|Dec 3, 2017 to Mar 8, 2019||
Crafting Memory: Contemporary Life and Folk Art in the Andes
This exhibition explores the new directions taken by current Peruvian folk artists during the recent decades of social and political upheaval and economic change. The exhibition will highlight the biographies and social histories of contemporary artists along with examples of work that: preserve family tradition; reimagine older artforms; reclaim pre-Columbian techniques and styles; and forge new directions for arte popular in the 21st century.
Read more at http://www.internationalfolkart.org/
|Jan 10, 2021 to Sep 26, 2021||
Traditional Dress in Contemporary Scandinavia
Folk Dress. National Costume. Bunad. Gákti. What are these and who has the right to wear them? Traditional Dress in Contemporary Scandinavia examines current efforts to revive, preserve, or innovate styles of dress emblematic of particular historical, regional, religious, or ethnic identities.
Here, Now and Always
Here, Now, and Always is a major exhibition based on eight years of collaboration among Native American elders, artists, scholars, teachers, writers and museum professionals. Voices of fifty Native Americans guide visitors through the Southwest's indigenous communities and their challenging landscapes. More than 1,300 artifacts from the Museum's collections are displayed accompanied by poetry, story, song and scholarly discussion.
The Buchsbaum Gallery of Southwestern Pottery

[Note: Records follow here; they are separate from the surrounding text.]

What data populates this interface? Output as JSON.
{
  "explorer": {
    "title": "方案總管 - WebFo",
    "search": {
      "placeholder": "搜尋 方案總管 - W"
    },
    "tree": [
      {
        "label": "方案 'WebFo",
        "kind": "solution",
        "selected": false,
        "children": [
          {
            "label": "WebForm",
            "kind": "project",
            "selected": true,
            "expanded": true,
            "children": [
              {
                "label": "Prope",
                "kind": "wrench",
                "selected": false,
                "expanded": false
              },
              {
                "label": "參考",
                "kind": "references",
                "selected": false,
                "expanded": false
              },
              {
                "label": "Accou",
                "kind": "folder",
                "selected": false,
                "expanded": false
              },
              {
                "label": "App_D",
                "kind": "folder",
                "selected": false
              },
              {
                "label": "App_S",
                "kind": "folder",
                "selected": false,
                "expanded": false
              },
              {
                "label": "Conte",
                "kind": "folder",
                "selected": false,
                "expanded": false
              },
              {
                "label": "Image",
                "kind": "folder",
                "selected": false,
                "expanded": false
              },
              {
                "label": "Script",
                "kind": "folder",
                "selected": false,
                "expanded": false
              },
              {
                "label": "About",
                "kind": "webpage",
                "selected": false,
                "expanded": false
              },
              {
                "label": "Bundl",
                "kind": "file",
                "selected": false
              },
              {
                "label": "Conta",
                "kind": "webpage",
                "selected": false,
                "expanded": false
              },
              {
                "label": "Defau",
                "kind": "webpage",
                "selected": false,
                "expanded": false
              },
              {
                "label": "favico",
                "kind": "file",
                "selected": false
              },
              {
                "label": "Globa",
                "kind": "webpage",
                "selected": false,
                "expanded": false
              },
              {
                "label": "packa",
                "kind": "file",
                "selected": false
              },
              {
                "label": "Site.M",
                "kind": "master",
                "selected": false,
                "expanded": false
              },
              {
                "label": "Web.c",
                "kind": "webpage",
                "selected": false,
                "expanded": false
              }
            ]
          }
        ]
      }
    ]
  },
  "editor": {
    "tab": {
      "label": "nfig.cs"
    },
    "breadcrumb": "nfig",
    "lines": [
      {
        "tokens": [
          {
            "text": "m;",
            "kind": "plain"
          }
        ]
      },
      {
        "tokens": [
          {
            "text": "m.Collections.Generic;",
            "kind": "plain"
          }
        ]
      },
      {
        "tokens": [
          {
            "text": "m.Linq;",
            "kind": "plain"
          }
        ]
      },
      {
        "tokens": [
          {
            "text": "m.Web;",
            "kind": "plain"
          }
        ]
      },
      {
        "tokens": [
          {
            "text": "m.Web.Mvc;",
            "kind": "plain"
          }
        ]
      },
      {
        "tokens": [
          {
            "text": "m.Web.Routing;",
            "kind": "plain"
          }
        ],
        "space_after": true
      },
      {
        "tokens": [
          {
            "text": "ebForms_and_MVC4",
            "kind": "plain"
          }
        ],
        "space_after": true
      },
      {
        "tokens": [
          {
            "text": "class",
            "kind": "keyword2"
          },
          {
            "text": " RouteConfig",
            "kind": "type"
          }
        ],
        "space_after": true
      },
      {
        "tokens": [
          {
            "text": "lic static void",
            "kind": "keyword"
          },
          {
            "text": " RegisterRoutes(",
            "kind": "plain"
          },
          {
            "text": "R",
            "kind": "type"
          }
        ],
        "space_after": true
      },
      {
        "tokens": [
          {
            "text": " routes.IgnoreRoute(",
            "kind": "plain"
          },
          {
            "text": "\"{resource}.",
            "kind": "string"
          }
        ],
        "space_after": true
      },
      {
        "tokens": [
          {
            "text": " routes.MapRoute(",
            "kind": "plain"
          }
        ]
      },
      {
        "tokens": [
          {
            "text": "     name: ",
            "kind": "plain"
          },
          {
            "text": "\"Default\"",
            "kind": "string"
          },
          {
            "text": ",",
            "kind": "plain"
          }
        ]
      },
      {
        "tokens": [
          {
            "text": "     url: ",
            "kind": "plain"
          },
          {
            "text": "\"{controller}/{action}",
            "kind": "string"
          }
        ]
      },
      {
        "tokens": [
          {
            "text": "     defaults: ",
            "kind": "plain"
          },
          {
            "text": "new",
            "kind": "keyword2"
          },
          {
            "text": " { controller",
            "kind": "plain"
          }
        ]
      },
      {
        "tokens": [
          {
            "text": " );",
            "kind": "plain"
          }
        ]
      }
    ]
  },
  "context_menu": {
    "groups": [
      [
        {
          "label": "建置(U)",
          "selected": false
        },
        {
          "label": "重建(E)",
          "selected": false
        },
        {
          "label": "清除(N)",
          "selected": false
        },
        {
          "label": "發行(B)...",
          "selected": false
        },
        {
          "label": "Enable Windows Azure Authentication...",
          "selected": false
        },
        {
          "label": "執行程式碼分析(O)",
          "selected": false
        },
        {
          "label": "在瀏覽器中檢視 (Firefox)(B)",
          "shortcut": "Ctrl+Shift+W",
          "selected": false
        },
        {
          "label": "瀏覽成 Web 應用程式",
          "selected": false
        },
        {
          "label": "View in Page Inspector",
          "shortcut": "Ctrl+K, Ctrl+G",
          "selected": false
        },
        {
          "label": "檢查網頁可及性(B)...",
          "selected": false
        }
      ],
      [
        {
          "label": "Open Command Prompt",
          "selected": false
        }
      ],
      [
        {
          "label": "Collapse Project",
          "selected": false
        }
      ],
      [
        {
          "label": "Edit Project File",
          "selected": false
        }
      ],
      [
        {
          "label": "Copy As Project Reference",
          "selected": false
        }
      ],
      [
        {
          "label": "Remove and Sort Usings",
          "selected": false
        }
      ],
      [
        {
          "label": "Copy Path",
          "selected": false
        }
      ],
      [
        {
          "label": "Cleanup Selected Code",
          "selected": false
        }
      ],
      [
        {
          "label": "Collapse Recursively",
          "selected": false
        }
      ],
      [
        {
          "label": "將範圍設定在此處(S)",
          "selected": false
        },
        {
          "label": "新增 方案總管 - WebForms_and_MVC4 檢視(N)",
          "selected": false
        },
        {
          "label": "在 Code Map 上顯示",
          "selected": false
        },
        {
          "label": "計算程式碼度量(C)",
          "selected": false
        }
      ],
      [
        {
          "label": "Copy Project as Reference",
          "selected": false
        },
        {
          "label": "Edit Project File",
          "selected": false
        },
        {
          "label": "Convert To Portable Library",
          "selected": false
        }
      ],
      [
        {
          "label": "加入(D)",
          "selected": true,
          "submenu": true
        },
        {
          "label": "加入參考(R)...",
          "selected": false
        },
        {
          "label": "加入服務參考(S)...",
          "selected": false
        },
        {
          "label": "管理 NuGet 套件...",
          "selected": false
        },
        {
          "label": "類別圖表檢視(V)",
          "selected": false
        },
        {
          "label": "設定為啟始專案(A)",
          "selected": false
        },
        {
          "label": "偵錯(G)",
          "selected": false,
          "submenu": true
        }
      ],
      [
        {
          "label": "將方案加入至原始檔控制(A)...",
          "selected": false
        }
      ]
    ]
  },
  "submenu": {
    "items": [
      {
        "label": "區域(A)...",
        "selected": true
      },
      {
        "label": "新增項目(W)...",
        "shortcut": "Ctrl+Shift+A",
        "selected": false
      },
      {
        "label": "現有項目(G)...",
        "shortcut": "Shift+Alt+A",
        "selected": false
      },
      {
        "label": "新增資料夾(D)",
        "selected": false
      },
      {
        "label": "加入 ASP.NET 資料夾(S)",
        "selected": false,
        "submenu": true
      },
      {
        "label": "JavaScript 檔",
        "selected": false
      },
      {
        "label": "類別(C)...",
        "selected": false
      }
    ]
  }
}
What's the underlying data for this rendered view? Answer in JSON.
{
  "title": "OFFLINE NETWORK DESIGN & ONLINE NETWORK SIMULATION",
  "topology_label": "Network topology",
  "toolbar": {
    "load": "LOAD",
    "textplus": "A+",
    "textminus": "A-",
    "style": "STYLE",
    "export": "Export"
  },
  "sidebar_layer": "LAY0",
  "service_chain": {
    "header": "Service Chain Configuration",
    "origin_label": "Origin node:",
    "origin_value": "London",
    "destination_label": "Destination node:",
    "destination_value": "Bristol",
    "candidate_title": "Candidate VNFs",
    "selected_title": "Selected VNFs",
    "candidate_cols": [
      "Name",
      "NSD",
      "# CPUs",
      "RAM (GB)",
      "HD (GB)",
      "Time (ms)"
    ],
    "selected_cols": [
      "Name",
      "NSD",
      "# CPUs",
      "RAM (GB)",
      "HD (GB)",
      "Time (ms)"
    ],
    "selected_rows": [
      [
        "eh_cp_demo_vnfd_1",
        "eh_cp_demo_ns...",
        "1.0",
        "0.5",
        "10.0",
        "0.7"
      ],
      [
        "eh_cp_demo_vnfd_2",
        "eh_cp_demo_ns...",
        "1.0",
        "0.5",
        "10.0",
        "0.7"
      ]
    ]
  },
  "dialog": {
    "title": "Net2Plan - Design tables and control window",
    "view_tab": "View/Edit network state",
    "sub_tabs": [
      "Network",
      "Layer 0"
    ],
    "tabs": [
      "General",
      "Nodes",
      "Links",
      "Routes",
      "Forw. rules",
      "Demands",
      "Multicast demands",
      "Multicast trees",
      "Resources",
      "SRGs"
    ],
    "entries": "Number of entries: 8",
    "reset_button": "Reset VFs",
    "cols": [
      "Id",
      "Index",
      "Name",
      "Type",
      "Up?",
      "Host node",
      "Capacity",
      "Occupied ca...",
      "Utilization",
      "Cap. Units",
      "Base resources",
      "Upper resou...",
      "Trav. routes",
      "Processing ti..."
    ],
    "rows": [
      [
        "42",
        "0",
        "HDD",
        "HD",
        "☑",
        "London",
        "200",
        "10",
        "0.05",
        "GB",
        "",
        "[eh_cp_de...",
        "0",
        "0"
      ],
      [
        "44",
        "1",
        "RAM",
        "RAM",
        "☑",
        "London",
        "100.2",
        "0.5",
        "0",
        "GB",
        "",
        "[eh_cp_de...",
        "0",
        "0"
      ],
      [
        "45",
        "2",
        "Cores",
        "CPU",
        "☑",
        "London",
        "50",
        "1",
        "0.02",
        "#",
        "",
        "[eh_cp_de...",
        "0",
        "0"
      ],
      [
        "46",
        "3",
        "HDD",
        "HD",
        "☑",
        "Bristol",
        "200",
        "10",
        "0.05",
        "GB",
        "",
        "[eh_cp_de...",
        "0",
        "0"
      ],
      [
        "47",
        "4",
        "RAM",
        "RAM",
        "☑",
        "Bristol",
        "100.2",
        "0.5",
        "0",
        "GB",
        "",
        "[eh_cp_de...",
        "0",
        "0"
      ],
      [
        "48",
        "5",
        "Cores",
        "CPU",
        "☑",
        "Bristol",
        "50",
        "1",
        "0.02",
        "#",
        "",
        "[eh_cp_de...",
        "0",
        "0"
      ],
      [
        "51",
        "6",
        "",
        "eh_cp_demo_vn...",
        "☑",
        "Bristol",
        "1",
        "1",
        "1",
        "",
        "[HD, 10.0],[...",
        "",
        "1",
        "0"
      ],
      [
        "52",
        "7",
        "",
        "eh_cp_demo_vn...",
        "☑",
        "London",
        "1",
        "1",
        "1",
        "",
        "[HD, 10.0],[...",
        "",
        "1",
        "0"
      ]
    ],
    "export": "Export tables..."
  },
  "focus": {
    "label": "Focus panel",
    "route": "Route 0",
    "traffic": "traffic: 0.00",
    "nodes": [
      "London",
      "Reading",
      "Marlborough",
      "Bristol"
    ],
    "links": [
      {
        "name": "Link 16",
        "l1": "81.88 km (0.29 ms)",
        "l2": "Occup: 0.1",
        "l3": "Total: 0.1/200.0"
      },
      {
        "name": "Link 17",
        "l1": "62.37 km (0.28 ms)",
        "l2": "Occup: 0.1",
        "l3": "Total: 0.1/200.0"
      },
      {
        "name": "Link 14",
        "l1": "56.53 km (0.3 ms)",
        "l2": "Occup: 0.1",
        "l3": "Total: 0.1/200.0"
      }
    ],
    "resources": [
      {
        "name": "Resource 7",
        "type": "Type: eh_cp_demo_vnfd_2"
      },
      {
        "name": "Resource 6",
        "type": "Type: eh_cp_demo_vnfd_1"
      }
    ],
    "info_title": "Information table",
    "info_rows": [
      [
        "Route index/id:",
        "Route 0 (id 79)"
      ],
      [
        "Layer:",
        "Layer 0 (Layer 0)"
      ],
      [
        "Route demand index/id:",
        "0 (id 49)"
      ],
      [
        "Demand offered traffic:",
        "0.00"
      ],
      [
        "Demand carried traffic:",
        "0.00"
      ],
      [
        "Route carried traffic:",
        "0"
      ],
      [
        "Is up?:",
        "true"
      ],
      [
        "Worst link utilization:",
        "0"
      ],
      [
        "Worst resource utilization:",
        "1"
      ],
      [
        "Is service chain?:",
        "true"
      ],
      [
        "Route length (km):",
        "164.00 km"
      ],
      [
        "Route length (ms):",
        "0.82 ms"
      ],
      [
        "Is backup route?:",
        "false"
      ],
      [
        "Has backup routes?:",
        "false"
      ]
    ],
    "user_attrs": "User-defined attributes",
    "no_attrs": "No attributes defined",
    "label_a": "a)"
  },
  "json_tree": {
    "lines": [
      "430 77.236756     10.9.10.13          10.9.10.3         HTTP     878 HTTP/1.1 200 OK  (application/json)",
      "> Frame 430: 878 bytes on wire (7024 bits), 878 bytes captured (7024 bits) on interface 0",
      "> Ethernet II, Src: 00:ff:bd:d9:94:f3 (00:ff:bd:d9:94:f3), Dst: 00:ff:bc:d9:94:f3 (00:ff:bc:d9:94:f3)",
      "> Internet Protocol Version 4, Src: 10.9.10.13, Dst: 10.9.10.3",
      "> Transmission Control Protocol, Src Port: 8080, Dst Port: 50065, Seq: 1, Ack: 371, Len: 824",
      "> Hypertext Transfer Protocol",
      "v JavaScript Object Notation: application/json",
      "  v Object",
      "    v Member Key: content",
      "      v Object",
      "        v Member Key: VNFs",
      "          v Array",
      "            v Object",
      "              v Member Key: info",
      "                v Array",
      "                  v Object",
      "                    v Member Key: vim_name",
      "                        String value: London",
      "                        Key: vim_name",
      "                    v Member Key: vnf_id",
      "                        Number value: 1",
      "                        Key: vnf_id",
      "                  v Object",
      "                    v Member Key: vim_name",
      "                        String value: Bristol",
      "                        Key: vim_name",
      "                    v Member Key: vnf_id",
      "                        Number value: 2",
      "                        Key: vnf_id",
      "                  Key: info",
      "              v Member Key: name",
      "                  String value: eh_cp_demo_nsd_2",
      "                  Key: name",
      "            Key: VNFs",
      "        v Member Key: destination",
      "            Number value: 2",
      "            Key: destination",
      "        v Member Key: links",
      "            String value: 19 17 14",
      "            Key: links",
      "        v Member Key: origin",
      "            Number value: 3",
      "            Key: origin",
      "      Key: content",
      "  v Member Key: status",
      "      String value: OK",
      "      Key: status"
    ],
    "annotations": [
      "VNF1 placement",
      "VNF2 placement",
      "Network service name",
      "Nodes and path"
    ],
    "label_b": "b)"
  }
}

The Buchsbaum Gallery features each of the Pueblos of New Mexico and Arizona in a selection of pieces that represent the development of a community tradition. In addition, a changing area of the gallery, entitled Traditions Today highlights the evolving contemporary traditions of the ancient art of pottery making.